Food Delivery Apps seen through a Conscious User Experience (CUX) framework

UX Research

We believe that the technology that we use on a day-to-day basis should help people to be mindful instead of adding unnecessarily to the ever increasing clutter in their lives. Bringing focus into people’s daily lives so that they can look after their own health and that of their family and friends.

People from all walks of life should be respected and feel in control, trusting in the interactions they are having and feeling secure about the ever increasing amount of data they are sharing. Their experiences should bring joy to their lives and not create frustration. Interactions online should consider everyone the product touches. While engendering a sense of belonging, support and compassionate action towards others. Not forgetting that the technology, and the people who use it, should have a positive impact on the environment whenever possible.

It’s no secret that Sydney has a breadth of cultural diversity which has led to a multitude of culinary offerings as well as the development of a prominent foodie culture. From entire suburbs being known for a particular kind of cuisine to centralized locations where you can find several different offerings on the same street alone, there is no shortage of variety on offer.

With such a sprawling urban landmass we don’t always have the time or luxury of traveling to our favorite food places (and let’s face it, sometimes we’re just too lazy to cook). This is where the online food delivery industry comes in to play, offering customers a convenient way to enjoy their favorite meals whenever they want, from the comfort of their own homes.

Food Delivery Apps and CUX

Food Delivery Apps – the current situation

As Australia moves into the third month of COVID lockdown the importance of online food delivery platforms is at an all time high.

The prospect of enjoying our favorite meals within the comfort of our own home, while limiting public exposure and avoiding the unfortunate likelihood of shortages at our local grocery store is too convenient to ignore.

With restaurants closed it’s no surprise that people have decided to bring the restaurant home to them in the form of food delivery.

Metrics for food delivery are up 258% compared to comparison weeks in the previous year. The importance of online food delivery during this current crisis has led the team at Objective Experience to review the current leading platforms for online food delivery in an effort to determine the best experience for customers during lockdown and address opportunities for improvement.

Such a comparison had been conducted many times before, but our aim isn’t to simply explore the usability and general heuristics of these platforms but to review these platforms against our new framework of Conscious User Experience (CUX).

Conscious User Experience (CUX)

We used our new framework to carry out an ethical heuristic review of the main food delivery apps and came up with some interesting findings. There are some long standing issues with food delivery that have little to do with the app and are more related to the concept.

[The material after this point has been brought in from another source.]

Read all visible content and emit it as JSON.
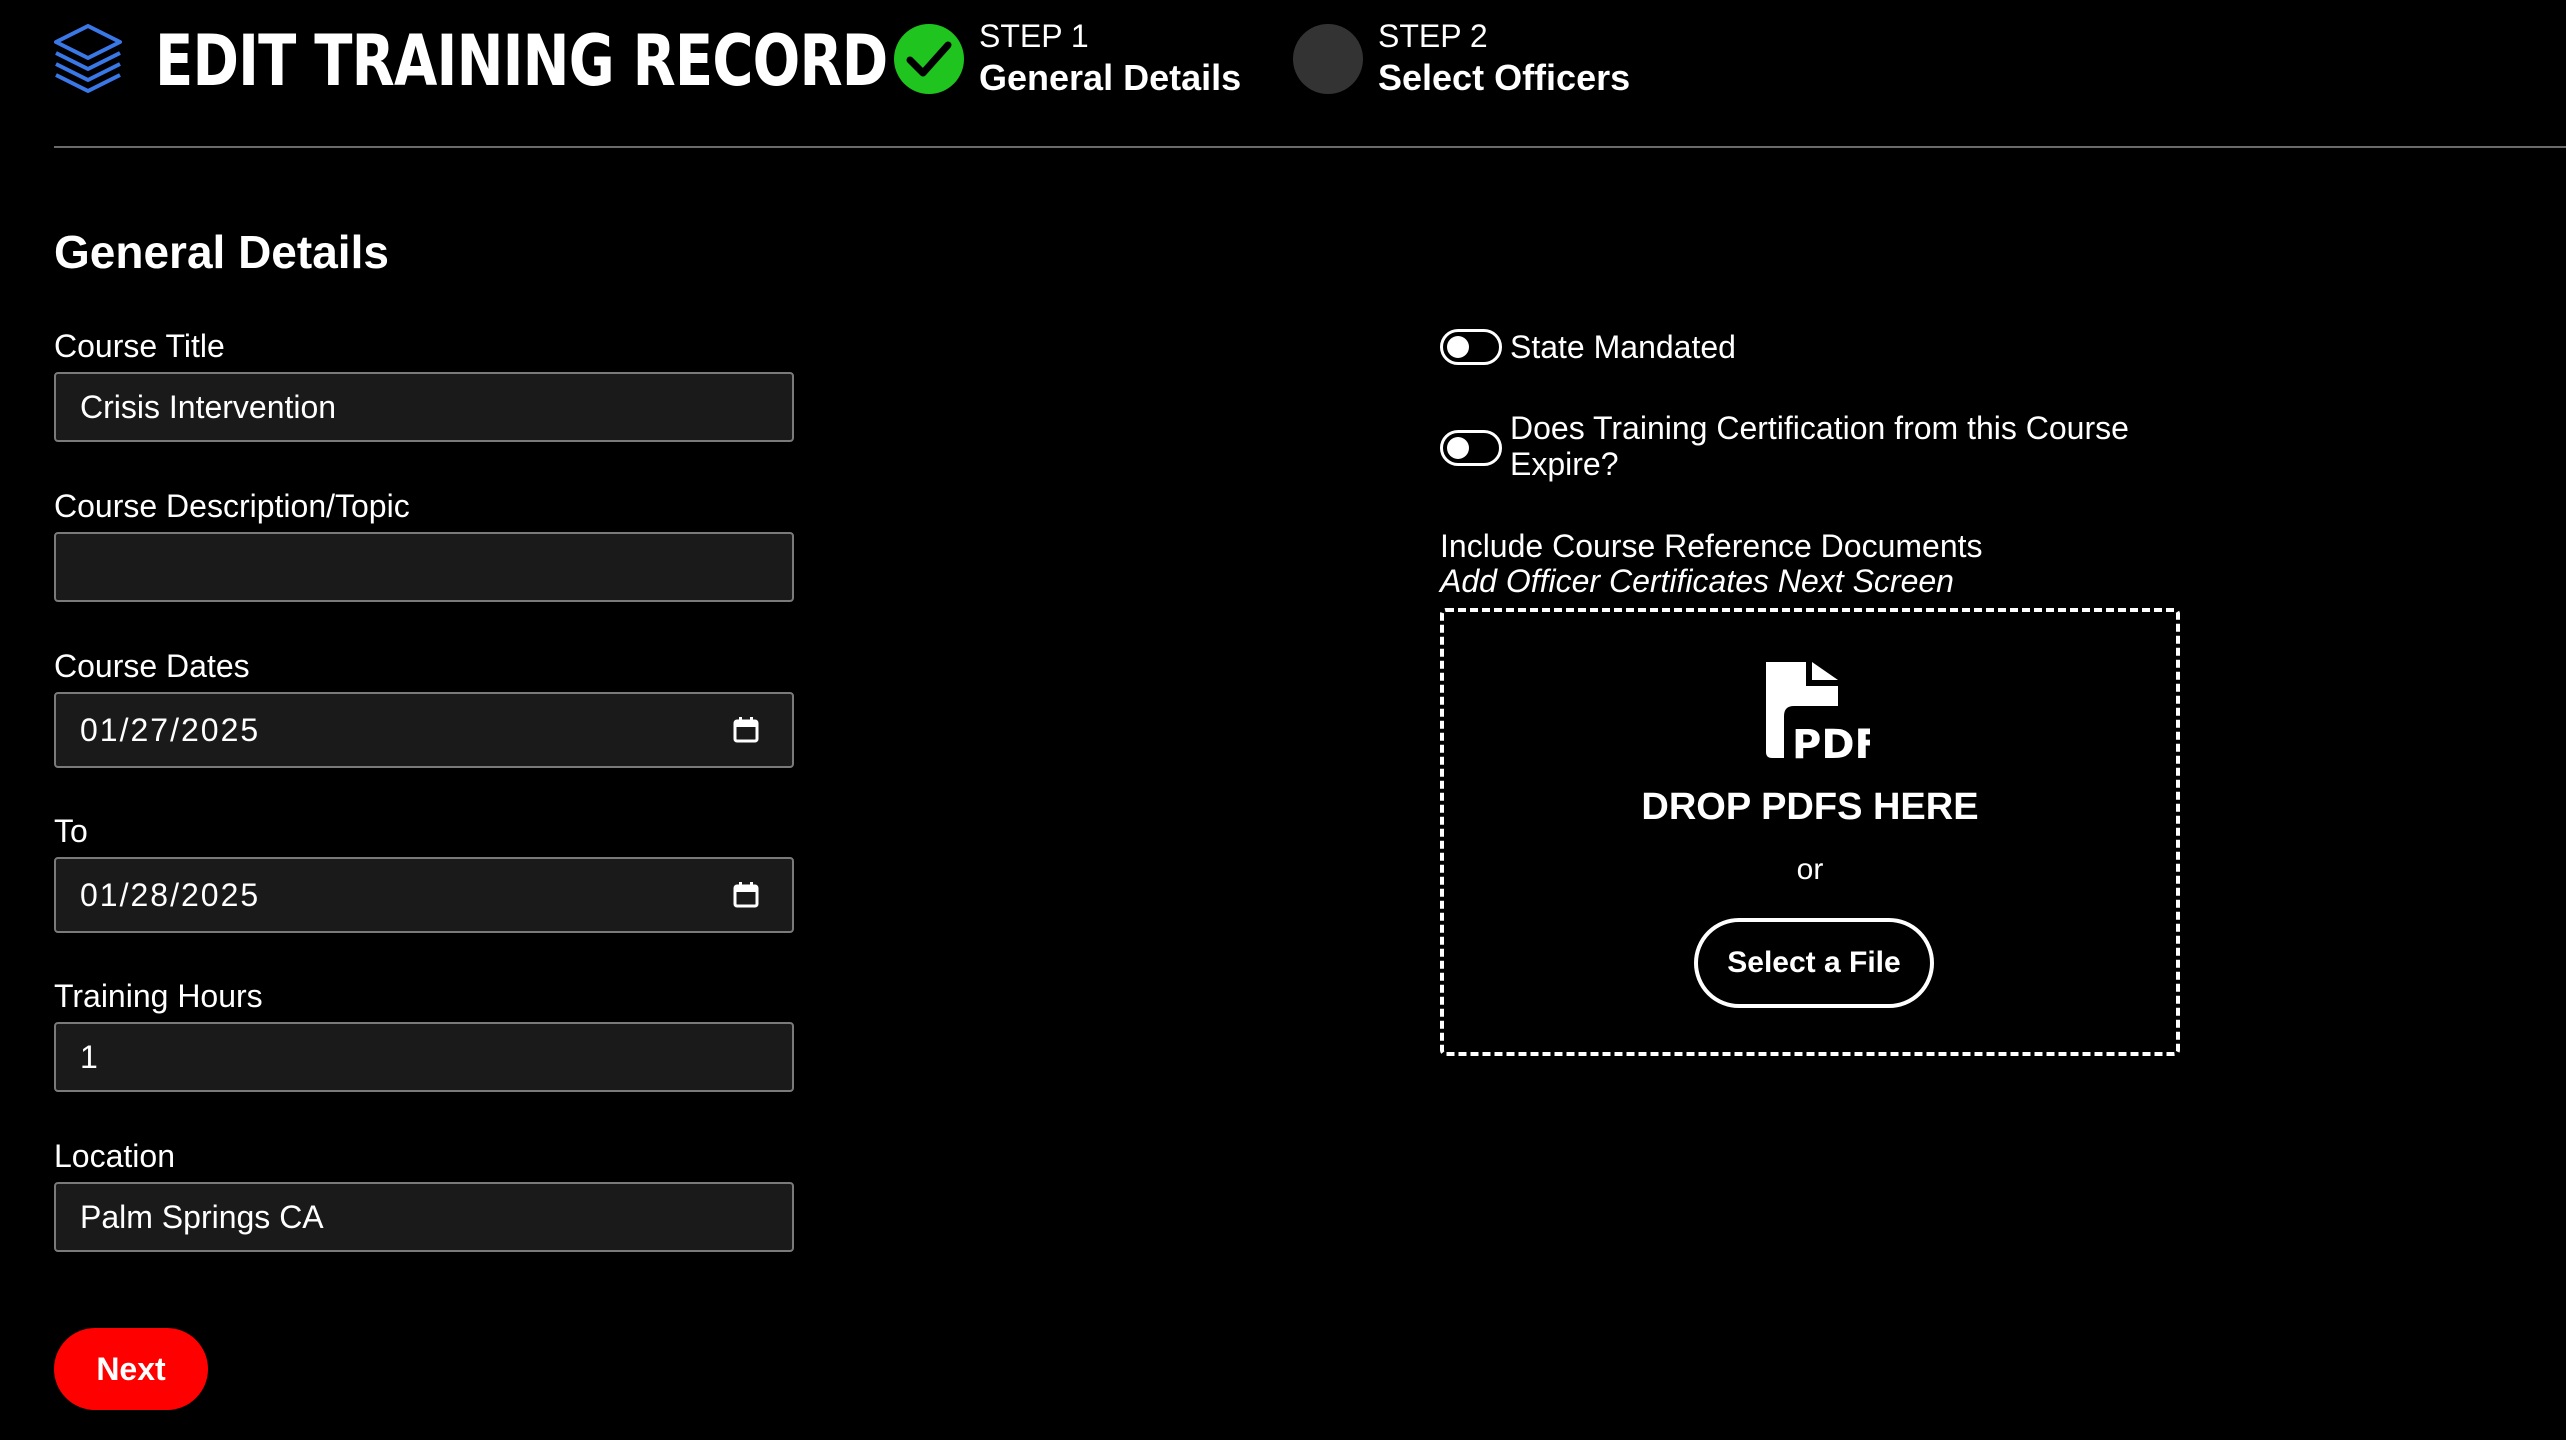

Drivers/riders are employed as contractors and denied the same benefits of full time employees. Restaurants are losing a large slice of their profits to these services. Eating habits are more likely to be unhealthy than healthy using these apps.

Looking at the digital experience overall the rating was positive on the design and navigation of the app. As you would expect, a lot of research has gone into making the experience of using these apps a positive one with simple navigation and a pleasing design pattern. But if you looked at these apps through the lens of our framework there were some improvements that could be applied to all apps;

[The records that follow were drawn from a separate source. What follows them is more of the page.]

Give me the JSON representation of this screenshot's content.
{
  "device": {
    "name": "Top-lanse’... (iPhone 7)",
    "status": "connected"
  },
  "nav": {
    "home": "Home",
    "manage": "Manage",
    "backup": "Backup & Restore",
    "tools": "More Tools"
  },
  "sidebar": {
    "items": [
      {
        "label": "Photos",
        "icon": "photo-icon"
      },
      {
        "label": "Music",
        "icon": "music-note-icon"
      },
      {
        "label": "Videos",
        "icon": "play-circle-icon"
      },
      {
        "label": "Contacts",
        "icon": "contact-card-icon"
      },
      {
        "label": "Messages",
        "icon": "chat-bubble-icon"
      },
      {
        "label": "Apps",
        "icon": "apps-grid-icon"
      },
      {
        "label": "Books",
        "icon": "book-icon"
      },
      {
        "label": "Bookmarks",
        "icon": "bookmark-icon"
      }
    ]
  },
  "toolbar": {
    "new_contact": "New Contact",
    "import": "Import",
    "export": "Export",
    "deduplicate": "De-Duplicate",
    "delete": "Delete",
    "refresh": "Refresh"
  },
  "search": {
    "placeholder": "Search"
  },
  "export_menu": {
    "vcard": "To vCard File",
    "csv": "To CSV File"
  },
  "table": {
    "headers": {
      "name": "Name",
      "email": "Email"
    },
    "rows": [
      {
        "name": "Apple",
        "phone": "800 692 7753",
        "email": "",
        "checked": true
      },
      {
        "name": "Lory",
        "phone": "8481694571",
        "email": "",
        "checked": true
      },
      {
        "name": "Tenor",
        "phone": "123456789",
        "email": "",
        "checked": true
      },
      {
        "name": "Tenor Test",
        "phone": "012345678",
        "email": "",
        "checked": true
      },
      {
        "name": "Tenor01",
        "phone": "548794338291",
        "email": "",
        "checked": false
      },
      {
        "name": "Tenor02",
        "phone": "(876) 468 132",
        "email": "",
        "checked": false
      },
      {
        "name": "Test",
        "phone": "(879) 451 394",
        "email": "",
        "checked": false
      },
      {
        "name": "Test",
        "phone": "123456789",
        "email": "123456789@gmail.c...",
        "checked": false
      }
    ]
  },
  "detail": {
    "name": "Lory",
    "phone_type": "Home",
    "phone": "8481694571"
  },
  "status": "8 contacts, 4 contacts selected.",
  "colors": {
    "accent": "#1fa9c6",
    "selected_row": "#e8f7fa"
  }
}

  • Allowing for specific food preferences outside of past orders would help tailor the experience. Additional UI options such as text size, color and or dark mode would be beneficial for those with visual impairments

  • There should be more transparency around data usage with a clear label on the legal page or during onboarding would help provide assurance that the information is being used sensibly.

  • Users need a clear way to opt out of the service and have their information deleted


  • Delivery instructions need to be made more prominent and the user should be allowed to enter in specific details about the address when selecting the location on the map

  • Better onboarding / first time explanations for how to make an order including explanations on what would happen next before commiting to a decision. A help section need to be added or made more prominent, including a welcome guide would also be beneficial

  • Support options need to be available right from the get go. Drivers / restaurants and even customers need to be held more accountable for misconduct in order to create a better sense of safety for all parties involved

  • Help and support options need to be added or made more prominent from the welcome screen


  • The process makes it easy to eliminate the pain point of cooking at increased financial and health disadvantages. Encouraging more altruistic options such as meal prep, bulk meals, DIY dinners would be more user focused and provide encouragement to still buy healthier meals in bulk via the app


  • Sustainable decisions need to be included or made more prominent. There should also be the option to specify these preferences by default rather than per order.

  • Choice needs to be narrowed down to prevent endless scrolling and the resultant time wasting from attempting to select a meal

As more companies turn to design as not just a nice to have but as an essential element of their chemistry then more power is shifted to designers, and with that power comes choices. Some of the design illuminati in the form of IDEO, Mike Monteiro and Alan Cooper has recently been reinforcing the importance of ethics in design and we hope to be able to encourage this momentum through the development of our framework.